Pressure foot, feed dog, faceplate, oh my! National Sewing Machine Day is Saturday, June 13.
I’m dreaming of spools and bobbins full of colorful threads, rather than wintry candy and sugarplums these days. I always find the urge to dust off the sewing machine in summer. Cute skirts, tops, aprons and sunbonnets start popping ideas into my head. Rather than turning on the dreaded news, I want to binge-watch YouTube tutorials on quilt-making, costumes and crafts.
It’s not all my fault though. My addiction (yes it definitely is an addiction) is fed by sweet ladies in our community who take it upon themselves to donate to the cause (or enable my habit). I seem to be the perfect recipient of their cast-off housecleaning and downsizing efforts. After all, I am the sewing mother of a large family, I must be in need of more sewing machines and fabric. I seldom turn down such donations, but keeping up with them is another story entirely.
I have more UFO’s in my sewing space than Area 51. (UnFinished prOjects, that is.) I use to keep up a lot more than I do now. New brides got a set of placemats with a matching apron and new mothers got a handmade receiving blanket or quilt.
I’m not really sure when I fell behind, but life happened and my sewing machines and I fell out of favor. Now I dust them and oil them for special occasions. Last year it was two weddings. (By the way, if two of your daughters decide to get married within a few months of each other, run away from home.) This year, it has been a new grandbaby and mask-making.

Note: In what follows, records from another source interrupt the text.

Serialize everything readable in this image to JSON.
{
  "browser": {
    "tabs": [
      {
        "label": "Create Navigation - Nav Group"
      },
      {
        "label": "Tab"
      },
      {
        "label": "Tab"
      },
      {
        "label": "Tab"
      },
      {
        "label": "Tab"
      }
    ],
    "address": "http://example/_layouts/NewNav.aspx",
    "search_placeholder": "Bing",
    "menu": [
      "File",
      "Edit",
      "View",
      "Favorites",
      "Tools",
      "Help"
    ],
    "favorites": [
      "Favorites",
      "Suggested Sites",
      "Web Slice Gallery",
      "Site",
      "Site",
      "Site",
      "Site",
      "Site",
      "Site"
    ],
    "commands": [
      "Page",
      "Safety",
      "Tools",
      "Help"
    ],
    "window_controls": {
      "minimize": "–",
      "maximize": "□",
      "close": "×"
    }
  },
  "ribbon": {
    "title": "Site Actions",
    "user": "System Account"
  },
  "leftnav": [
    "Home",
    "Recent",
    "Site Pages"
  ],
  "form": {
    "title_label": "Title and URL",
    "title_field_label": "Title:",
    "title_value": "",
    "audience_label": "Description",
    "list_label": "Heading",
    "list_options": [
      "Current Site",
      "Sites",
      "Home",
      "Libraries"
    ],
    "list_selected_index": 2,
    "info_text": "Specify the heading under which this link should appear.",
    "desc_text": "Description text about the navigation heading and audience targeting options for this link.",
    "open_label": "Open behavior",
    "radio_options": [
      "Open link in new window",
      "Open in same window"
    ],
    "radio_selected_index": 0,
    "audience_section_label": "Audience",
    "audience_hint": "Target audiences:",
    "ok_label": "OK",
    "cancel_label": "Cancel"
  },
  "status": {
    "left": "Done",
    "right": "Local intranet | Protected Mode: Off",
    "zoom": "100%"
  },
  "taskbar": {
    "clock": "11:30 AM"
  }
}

As the summer continues, I intend to hone my potholder skills, finish a few projects and make some new outfits for our little granddaughter.
First, I need to service the poor, neglected machines and get them in prime shape for a sewing marathon. (Then pick through the out-of-date patterns that are coming back into style.) Instead of turning on the screen, why not pick up a forgotten hobby and turn the frustration of our day into something productive? Wouldn’t it be amazing if all the area County Fairs had twice as many entries this year? If you aren’t sure where to start, call up the ladies at the local OSU Extension office and ask for ideas. They have patterns and recipes too.
Dawnita Fogleman is a staff writer for the Woodward News